Leading from the front! A scene from the play 'Ulgulan' which depicted the story of tribal freedom fighter, Birsa Munda who fought against British imperialism and local zamindars

The Sanskar Bharti Delhi staged its maiden play with a fine story and slick presentation on the occasion of Azadi Ka Amrit Mahotsav celebrations last week. The Hindi play “Ulgulan” or the Great Tumult is the story of the celebrated freedom fighter, Birsa Munda, who led his tribe, Mundas to fight against the British and landlords in Bengal Presidency in the late 19th Century, while asserting the inalienable rights of the indigenous people on their land and forest.

The 40-minute-long play touched all the vital aspects of Munda’s multi-faceted personality, who hailed from what is today’s Jharkhand. He rebelled against the injustice of the British and the zamindars, and conversion by Christian missionaries, while at same time exhorting his people to take care of their land, mountains, rivers and wildlife; follow hygienic practices like covering their food, keeping their villages clean, stop drinking liquor and believing in superstitions.

“Birsa was way ahead of his times, as he told Mundas not to pollute the rivers, safeguard their forests and wildlife, an environmental activist who also revolted against exploitation.
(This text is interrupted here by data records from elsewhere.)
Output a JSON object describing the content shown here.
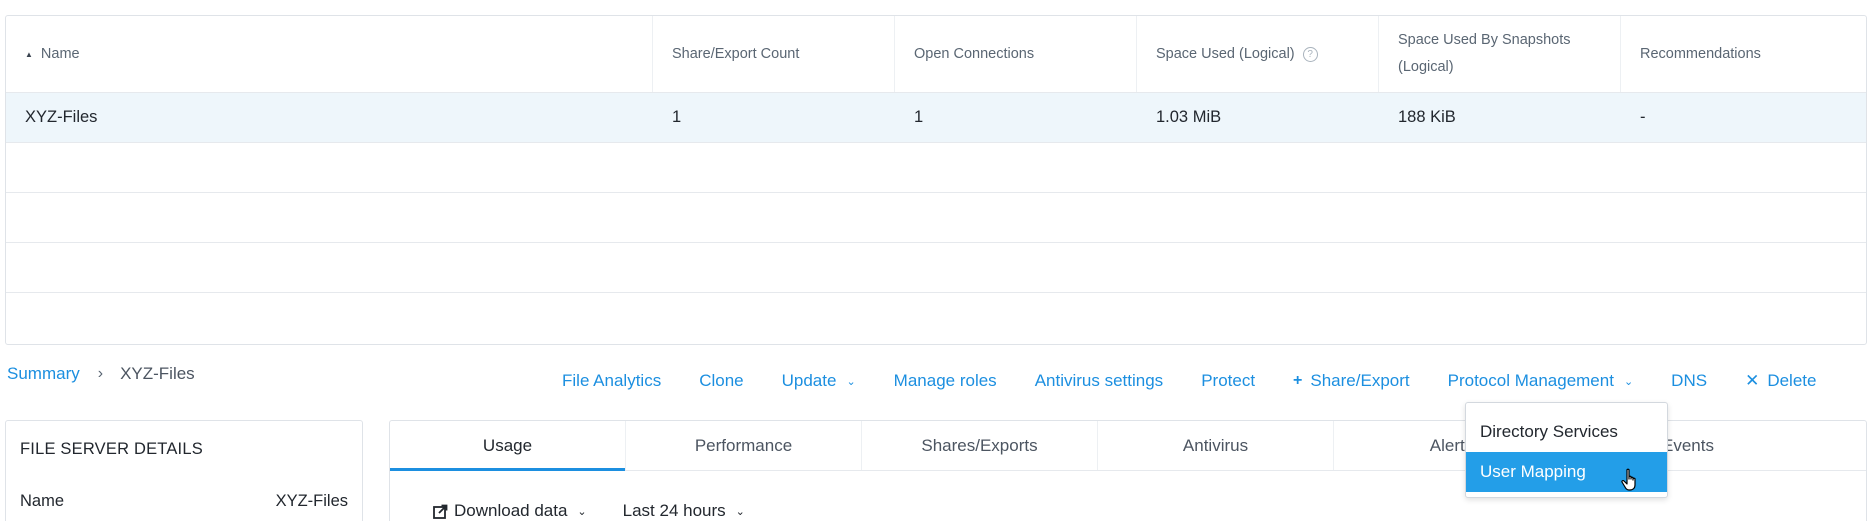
{
  "table": {
    "columns": [
      {
        "label": "Name",
        "sorted": "ascending"
      },
      {
        "label": "Share/Export Count"
      },
      {
        "label": "Open Connections"
      },
      {
        "label": "Space Used (Logical)",
        "help": true
      },
      {
        "label": "Space Used By Snapshots\n(Logical)"
      },
      {
        "label": "Recommendations"
      }
    ],
    "rows": [
      [
        "XYZ-Files",
        "1",
        "1",
        "1.03 MiB",
        "188 KiB",
        "-"
      ]
    ]
  },
  "breadcrumb": {
    "root": "Summary",
    "separator": "›",
    "current": "XYZ-Files"
  },
  "actions": {
    "file_analytics": "File Analytics",
    "clone": "Clone",
    "update": "Update",
    "manage_roles": "Manage roles",
    "antivirus_settings": "Antivirus settings",
    "protect": "Protect",
    "share_export": "Share/Export",
    "protocol_management": "Protocol Management",
    "dns": "DNS",
    "delete": "Delete"
  },
  "protocol_dropdown": {
    "items": [
      "Directory Services",
      "User Mapping"
    ],
    "highlighted": "User Mapping"
  },
  "details_panel": {
    "title": "FILE SERVER DETAILS",
    "name_label": "Name",
    "name_value": "XYZ-Files"
  },
  "tabs": {
    "items": [
      "Usage",
      "Performance",
      "Shares/Exports",
      "Antivirus",
      "Alerts",
      "Events"
    ],
    "active": "Usage"
  },
  "toolbar": {
    "download": "Download data",
    "range": "Last 24 hours"
  },
  "colors": {
    "accent": "#1c8fe0",
    "selected_row": "#eef6fb",
    "dropdown_highlight": "#239ee8"
  }
}
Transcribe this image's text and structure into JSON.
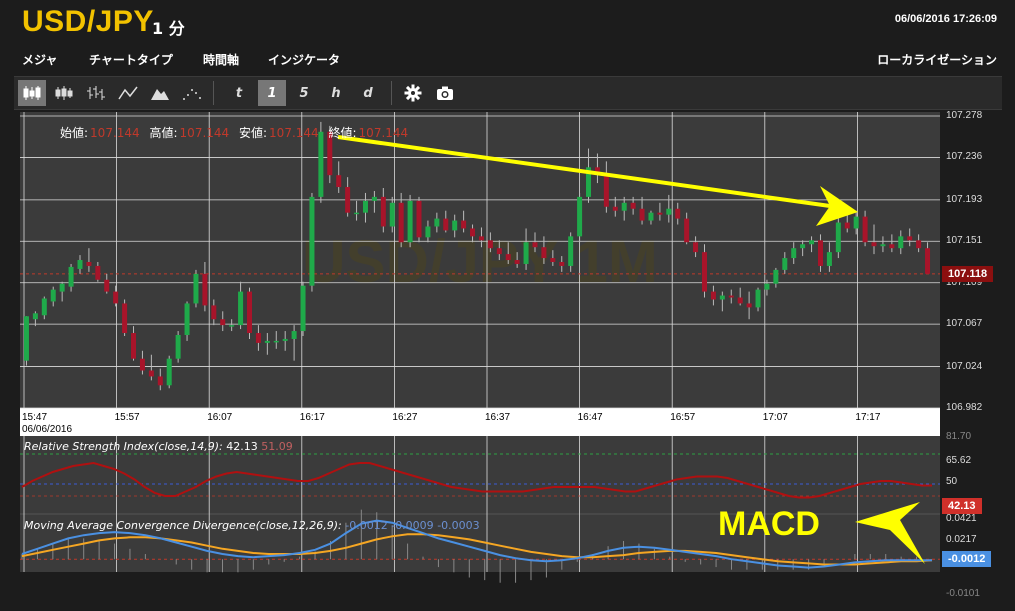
{
  "header": {
    "pair": "USD/JPY",
    "interval": "1 分",
    "datetime": "06/06/2016 17:26:09"
  },
  "menu": {
    "items": [
      "メジャ",
      "チャートタイプ",
      "時間軸",
      "インジケータ"
    ],
    "right": "ローカライゼーション"
  },
  "toolbar": {
    "chart_types": [
      "candlestick-icon",
      "ohlc-icon",
      "hlc-icon",
      "line-chart-icon",
      "mountain-chart-icon",
      "dots-chart-icon"
    ],
    "timeframes": [
      "t",
      "1",
      "5",
      "h",
      "d"
    ],
    "active_timeframe": "1",
    "tools": [
      "gear-icon",
      "camera-icon"
    ]
  },
  "legend": {
    "open_label": "始値:",
    "open_value": "107.144",
    "high_label": "高値:",
    "high_value": "107.144",
    "low_label": "安値:",
    "low_value": "107.144",
    "close_label": "終値:",
    "close_value": "107.144"
  },
  "rsi_panel": {
    "name": "Relative Strength Index",
    "params": "(close,14,9):",
    "value": "42.13",
    "value2": "51.09",
    "ticks": [
      "81.70",
      "65.62",
      "50"
    ],
    "current_badge": "42.13"
  },
  "macd_panel": {
    "name": "Moving Average Convergence Divergence",
    "params": "(close,12,26,9):",
    "values": [
      "-0.0012",
      "-0.0009",
      "-0.0003"
    ],
    "ticks": [
      "0.0421",
      "0.0217",
      "-0.0101"
    ],
    "current_badge": "-0.0012",
    "annotation": "MACD"
  },
  "colors": {
    "accent": "#f2c200",
    "up": "#1faa4a",
    "down": "#a8142a",
    "rsi_line": "#b01010",
    "macd_line": "#4a90e2",
    "signal_line": "#f5a623",
    "annotation": "#ffff00",
    "price_badge": "#8b0f0f",
    "macd_badge": "#4a90e2",
    "rsi_badge": "#d0302a"
  },
  "chart_data": {
    "type": "candlestick",
    "ylim": [
      106.982,
      107.278
    ],
    "yticks": [
      "107.278",
      "107.236",
      "107.193",
      "107.151",
      "107.109",
      "107.067",
      "107.024",
      "106.982"
    ],
    "current_price": "107.118",
    "xticks": [
      "15:47",
      "15:57",
      "16:07",
      "16:17",
      "16:27",
      "16:37",
      "16:47",
      "16:57",
      "17:07",
      "17:17"
    ],
    "date_label": "06/06/2016",
    "watermark": "USD/JPY 1M",
    "candles": [
      [
        107.03,
        107.075,
        107.025,
        107.075
      ],
      [
        107.072,
        107.08,
        107.065,
        107.078
      ],
      [
        107.076,
        107.095,
        107.072,
        107.093
      ],
      [
        107.09,
        107.105,
        107.085,
        107.102
      ],
      [
        107.1,
        107.11,
        107.09,
        107.108
      ],
      [
        107.105,
        107.128,
        107.1,
        107.125
      ],
      [
        107.123,
        107.137,
        107.118,
        107.132
      ],
      [
        107.13,
        107.144,
        107.12,
        107.126
      ],
      [
        107.126,
        107.13,
        107.11,
        107.112
      ],
      [
        107.112,
        107.118,
        107.098,
        107.1
      ],
      [
        107.1,
        107.106,
        107.085,
        107.088
      ],
      [
        107.088,
        107.092,
        107.055,
        107.058
      ],
      [
        107.058,
        107.065,
        107.03,
        107.032
      ],
      [
        107.032,
        107.04,
        107.016,
        107.02
      ],
      [
        107.02,
        107.036,
        107.01,
        107.014
      ],
      [
        107.014,
        107.022,
        107.0,
        107.005
      ],
      [
        107.005,
        107.035,
        107.002,
        107.032
      ],
      [
        107.032,
        107.06,
        107.028,
        107.056
      ],
      [
        107.056,
        107.09,
        107.05,
        107.088
      ],
      [
        107.088,
        107.122,
        107.084,
        107.118
      ],
      [
        107.118,
        107.13,
        107.08,
        107.086
      ],
      [
        107.086,
        107.092,
        107.066,
        107.072
      ],
      [
        107.072,
        107.08,
        107.06,
        107.066
      ],
      [
        107.066,
        107.072,
        107.06,
        107.066
      ],
      [
        107.066,
        107.11,
        107.062,
        107.1
      ],
      [
        107.1,
        107.104,
        107.052,
        107.058
      ],
      [
        107.058,
        107.066,
        107.04,
        107.048
      ],
      [
        107.048,
        107.058,
        107.036,
        107.05
      ],
      [
        107.05,
        107.06,
        107.042,
        107.05
      ],
      [
        107.05,
        107.06,
        107.04,
        107.052
      ],
      [
        107.052,
        107.066,
        107.03,
        107.06
      ],
      [
        107.06,
        107.11,
        107.055,
        107.106
      ],
      [
        107.106,
        107.2,
        107.1,
        107.196
      ],
      [
        107.196,
        107.272,
        107.19,
        107.262
      ],
      [
        107.262,
        107.268,
        107.21,
        107.218
      ],
      [
        107.218,
        107.232,
        107.2,
        107.206
      ],
      [
        107.206,
        107.216,
        107.176,
        107.18
      ],
      [
        107.18,
        107.192,
        107.172,
        107.18
      ],
      [
        107.18,
        107.2,
        107.17,
        107.192
      ],
      [
        107.192,
        107.202,
        107.18,
        107.196
      ],
      [
        107.196,
        107.205,
        107.16,
        107.166
      ],
      [
        107.166,
        107.196,
        107.16,
        107.19
      ],
      [
        107.19,
        107.2,
        107.145,
        107.15
      ],
      [
        107.15,
        107.198,
        107.145,
        107.192
      ],
      [
        107.192,
        107.196,
        107.15,
        107.155
      ],
      [
        107.155,
        107.172,
        107.15,
        107.166
      ],
      [
        107.166,
        107.18,
        107.16,
        107.174
      ],
      [
        107.174,
        107.182,
        107.16,
        107.162
      ],
      [
        107.162,
        107.178,
        107.155,
        107.172
      ],
      [
        107.172,
        107.182,
        107.16,
        107.164
      ],
      [
        107.164,
        107.168,
        107.15,
        107.156
      ],
      [
        107.156,
        107.165,
        107.145,
        107.152
      ],
      [
        107.152,
        107.16,
        107.14,
        107.144
      ],
      [
        107.144,
        107.152,
        107.132,
        107.138
      ],
      [
        107.138,
        107.15,
        107.128,
        107.132
      ],
      [
        107.132,
        107.14,
        107.124,
        107.128
      ],
      [
        107.128,
        107.164,
        107.122,
        107.15
      ],
      [
        107.15,
        107.16,
        107.14,
        107.145
      ],
      [
        107.145,
        107.156,
        107.128,
        107.134
      ],
      [
        107.134,
        107.142,
        107.126,
        107.13
      ],
      [
        107.13,
        107.136,
        107.12,
        107.126
      ],
      [
        107.126,
        107.16,
        107.12,
        107.156
      ],
      [
        107.156,
        107.2,
        107.15,
        107.196
      ],
      [
        107.196,
        107.245,
        107.19,
        107.226
      ],
      [
        107.226,
        107.24,
        107.21,
        107.22
      ],
      [
        107.22,
        107.232,
        107.18,
        107.186
      ],
      [
        107.186,
        107.196,
        107.176,
        107.182
      ],
      [
        107.182,
        107.196,
        107.172,
        107.19
      ],
      [
        107.19,
        107.196,
        107.178,
        107.184
      ],
      [
        107.184,
        107.196,
        107.168,
        107.172
      ],
      [
        107.172,
        107.182,
        107.168,
        107.18
      ],
      [
        107.18,
        107.19,
        107.172,
        107.178
      ],
      [
        107.178,
        107.198,
        107.17,
        107.184
      ],
      [
        107.184,
        107.19,
        107.168,
        107.174
      ],
      [
        107.174,
        107.18,
        107.148,
        107.15
      ],
      [
        107.15,
        107.156,
        107.135,
        107.14
      ],
      [
        107.14,
        107.148,
        107.094,
        107.1
      ],
      [
        107.1,
        107.106,
        107.086,
        107.092
      ],
      [
        107.092,
        107.1,
        107.08,
        107.096
      ],
      [
        107.096,
        107.102,
        107.088,
        107.094
      ],
      [
        107.094,
        107.104,
        107.086,
        107.088
      ],
      [
        107.088,
        107.1,
        107.072,
        107.084
      ],
      [
        107.084,
        107.104,
        107.08,
        107.102
      ],
      [
        107.102,
        107.112,
        107.096,
        107.108
      ],
      [
        107.108,
        107.124,
        107.104,
        107.122
      ],
      [
        107.122,
        107.14,
        107.118,
        107.134
      ],
      [
        107.134,
        107.15,
        107.128,
        107.144
      ],
      [
        107.144,
        107.152,
        107.136,
        107.148
      ],
      [
        107.148,
        107.156,
        107.14,
        107.152
      ],
      [
        107.152,
        107.158,
        107.12,
        107.126
      ],
      [
        107.126,
        107.15,
        107.12,
        107.14
      ],
      [
        107.14,
        107.176,
        107.134,
        107.17
      ],
      [
        107.17,
        107.18,
        107.16,
        107.164
      ],
      [
        107.164,
        107.182,
        107.158,
        107.176
      ],
      [
        107.176,
        107.182,
        107.146,
        107.15
      ],
      [
        107.15,
        107.168,
        107.138,
        107.146
      ],
      [
        107.146,
        107.156,
        107.14,
        107.148
      ],
      [
        107.148,
        107.158,
        107.14,
        107.144
      ],
      [
        107.144,
        107.162,
        107.138,
        107.156
      ],
      [
        107.156,
        107.164,
        107.146,
        107.152
      ],
      [
        107.152,
        107.158,
        107.14,
        107.144
      ],
      [
        107.144,
        107.15,
        107.12,
        107.118
      ]
    ],
    "rsi": [
      48,
      52,
      55,
      58,
      60,
      62,
      63,
      64,
      62,
      60,
      57,
      53,
      48,
      44,
      42,
      42,
      45,
      48,
      52,
      55,
      57,
      58,
      57,
      56,
      55,
      54,
      53,
      52,
      52,
      54,
      57,
      60,
      63,
      64,
      64,
      62,
      60,
      58,
      56,
      54,
      52,
      50,
      48,
      47,
      46,
      45,
      45,
      45,
      45,
      45,
      46,
      47,
      48,
      48,
      48,
      48,
      48,
      47,
      46,
      45,
      45,
      47,
      49,
      51,
      53,
      54,
      55,
      55,
      55,
      54,
      52,
      50,
      48,
      46,
      44,
      42,
      41,
      41,
      42,
      44,
      46,
      48,
      50,
      51,
      52,
      52,
      51,
      50,
      49,
      49
    ],
    "macd": [
      0.005,
      0.01,
      0.015,
      0.02,
      0.023,
      0.025,
      0.026,
      0.025,
      0.023,
      0.02,
      0.016,
      0.012,
      0.008,
      0.005,
      0.003,
      0.002,
      0.003,
      0.004,
      0.006,
      0.009,
      0.015,
      0.025,
      0.034,
      0.037,
      0.035,
      0.03,
      0.025,
      0.02,
      0.016,
      0.012,
      0.008,
      0.004,
      0.001,
      -0.001,
      -0.002,
      -0.001,
      0.001,
      0.004,
      0.008,
      0.011,
      0.012,
      0.011,
      0.009,
      0.007,
      0.005,
      0.003,
      0.0,
      -0.002,
      -0.004,
      -0.006,
      -0.007,
      -0.008,
      -0.007,
      -0.005,
      -0.003,
      -0.002,
      -0.001,
      -0.001,
      -0.001,
      -0.001
    ],
    "signal": [
      0.003,
      0.006,
      0.009,
      0.012,
      0.015,
      0.018,
      0.02,
      0.021,
      0.021,
      0.02,
      0.018,
      0.016,
      0.013,
      0.01,
      0.008,
      0.006,
      0.005,
      0.005,
      0.005,
      0.006,
      0.008,
      0.011,
      0.015,
      0.019,
      0.022,
      0.024,
      0.024,
      0.023,
      0.021,
      0.019,
      0.016,
      0.013,
      0.01,
      0.007,
      0.005,
      0.003,
      0.002,
      0.002,
      0.003,
      0.004,
      0.006,
      0.007,
      0.008,
      0.008,
      0.007,
      0.006,
      0.004,
      0.002,
      0.0,
      -0.002,
      -0.003,
      -0.004,
      -0.005,
      -0.005,
      -0.005,
      -0.004,
      -0.003,
      -0.002,
      -0.002,
      -0.001
    ]
  }
}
His thoughts and actions are still relevant, as world over indigenous people are asserting their right to forest and their land,” remarked Rohit Tripathi, the seasoned director who helmed the production.

The cast included 35 children between eight to 15, all of whom reside in JJ localities of Kalyanpuri and Trilokpuri in East Delhi. Despite being greenhorns, all of them gave impeccable performance suffused with energy and enthusiasm. Tripathi, who chose them from a group of 100, made them undergo a 35-day workshop.

“Besides, narrating the story of Birsa Munda, we taught them acting, emoting, facial expressions, body movement, and dancing. We also told them about other aspects of theatre, like lighting and props, to give them a comprehensive feel of theatre,” disclosed Tripathi to India Narrative. He added that once the children understood what is expected of them, it was easy.

To provide a tempo to the proceedings, Tripathi included songs and dances in the play. “These reflect the tribal culture and were included to ensure that the story doesn’t become boring,” he revealed.

The hard work of the director, choreographer Tiara Tripathi, lighting in-charge Ravinder Mishra and music directors Chittaranjan Tripathi and Rajesh Pathak, was evident in the production, as it kept the large audience in rapt attention, who gave a standing ovation to the kids.

It was evident that this stage experience has done wonders to these youngsters, all of whom were brimming with confidence.

Special mention needs to be made about Vinay Kumar, who essayed Birsa’s role. A Class XII student, he has been a part of Rahul Tripathi’s group for the last five years and assists backstage. “I am looking forward to learning more about acting and stage and want to become an actor after my studies,” he told India Narrative.

The portrait of Birsa — who died at the young age of 24 on June 9, 1900, in Ranchi Jail where he was poisoned — hangs in the Parliament and he is the only tribal leader to enjoy this privilege. Born on November 15, 1875, the day has been declared as Janjatiya Gaurav Divas by the Union Government last year.